# GOAL OF THE EXERCISE
Take the entries below and retype them word for word, excluding the images.

# RECORDS SHOWN

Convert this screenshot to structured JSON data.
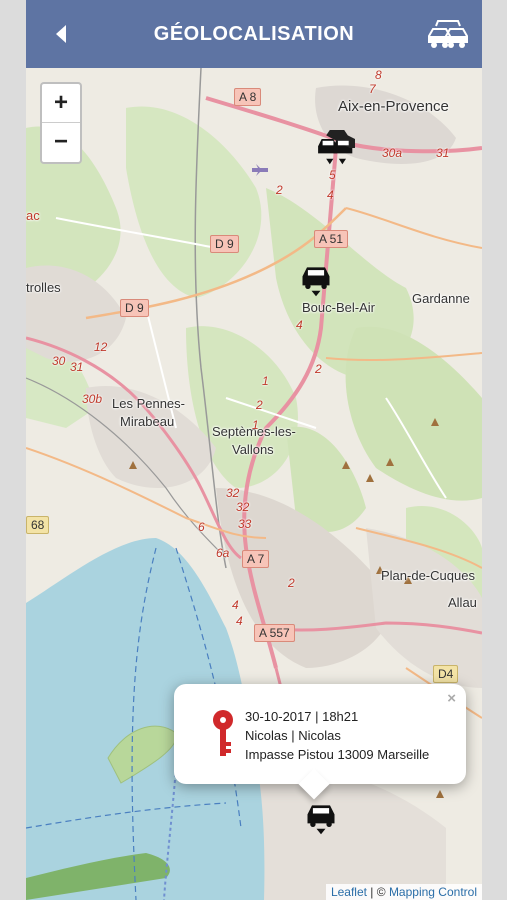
{
  "header": {
    "title": "GÉOLOCALISATION",
    "back_icon": "chevron-left-icon",
    "fleet_icon": "cars-icon"
  },
  "map": {
    "zoom_in": "+",
    "zoom_out": "−",
    "places": {
      "aix": "Aix-en-Provence",
      "bouc": "Bouc-Bel-Air",
      "gardanne": "Gardanne",
      "vitrolles": "trolles",
      "pennes_1": "Les Pennes-",
      "pennes_2": "Mirabeau",
      "septemes_1": "Septèmes-les-",
      "septemes_2": "Vallons",
      "plan": "Plan-de-Cuques",
      "allau": "Allau",
      "ac": "ac"
    },
    "roads": {
      "a8": "A 8",
      "a51": "A 51",
      "d9_top": "D 9",
      "d9_left": "D 9",
      "a7": "A 7",
      "a557": "A 557",
      "d4": "D4",
      "r68": "68"
    },
    "route_numbers": [
      "8",
      "7",
      "5",
      "4",
      "2",
      "30a",
      "31",
      "2",
      "4",
      "12",
      "30",
      "31",
      "30b",
      "1",
      "2",
      "1",
      "32",
      "32",
      "33",
      "6",
      "6a",
      "4",
      "4",
      "2"
    ],
    "attribution": {
      "leaflet": "Leaflet",
      "separator": " | © ",
      "provider": "Mapping Control"
    }
  },
  "popup": {
    "close": "×",
    "icon": "key-icon",
    "line1": "30-10-2017 | 18h21",
    "line2": "Nicolas | Nicolas",
    "line3": "Impasse Pistou 13009 Marseille"
  },
  "colors": {
    "header": "#5e74a3",
    "sea": "#aad3df",
    "forest": "#cde3b8",
    "motorway": "#e892a2",
    "key": "#d0292b"
  }
}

# ANSWER TO THE PROBLEM
Convert this screenshot to structured JSON data.
{
  "header": {
    "title": "GÉOLOCALISATION",
    "back_icon": "chevron-left-icon",
    "fleet_icon": "cars-icon"
  },
  "map": {
    "zoom_in": "+",
    "zoom_out": "−",
    "places": {
      "aix": "Aix-en-Provence",
      "bouc": "Bouc-Bel-Air",
      "gardanne": "Gardanne",
      "vitrolles": "trolles",
      "pennes_1": "Les Pennes-",
      "pennes_2": "Mirabeau",
      "septemes_1": "Septèmes-les-",
      "septemes_2": "Vallons",
      "plan": "Plan-de-Cuques",
      "allau": "Allau",
      "ac": "ac"
    },
    "roads": {
      "a8": "A 8",
      "a51": "A 51",
      "d9_top": "D 9",
      "d9_left": "D 9",
      "a7": "A 7",
      "a557": "A 557",
      "d4": "D4",
      "r68": "68"
    },
    "route_numbers": [
      "8",
      "7",
      "5",
      "4",
      "2",
      "30a",
      "31",
      "2",
      "4",
      "12",
      "30",
      "31",
      "30b",
      "1",
      "2",
      "1",
      "32",
      "32",
      "33",
      "6",
      "6a",
      "4",
      "4",
      "2"
    ],
    "attribution": {
      "leaflet": "Leaflet",
      "separator": " | © ",
      "provider": "Mapping Control"
    }
  },
  "popup": {
    "close": "×",
    "icon": "key-icon",
    "line1": "30-10-2017 | 18h21",
    "line2": "Nicolas | Nicolas",
    "line3": "Impasse Pistou 13009 Marseille"
  },
  "colors": {
    "header": "#5e74a3",
    "sea": "#aad3df",
    "forest": "#cde3b8",
    "motorway": "#e892a2",
    "key": "#d0292b"
  }
}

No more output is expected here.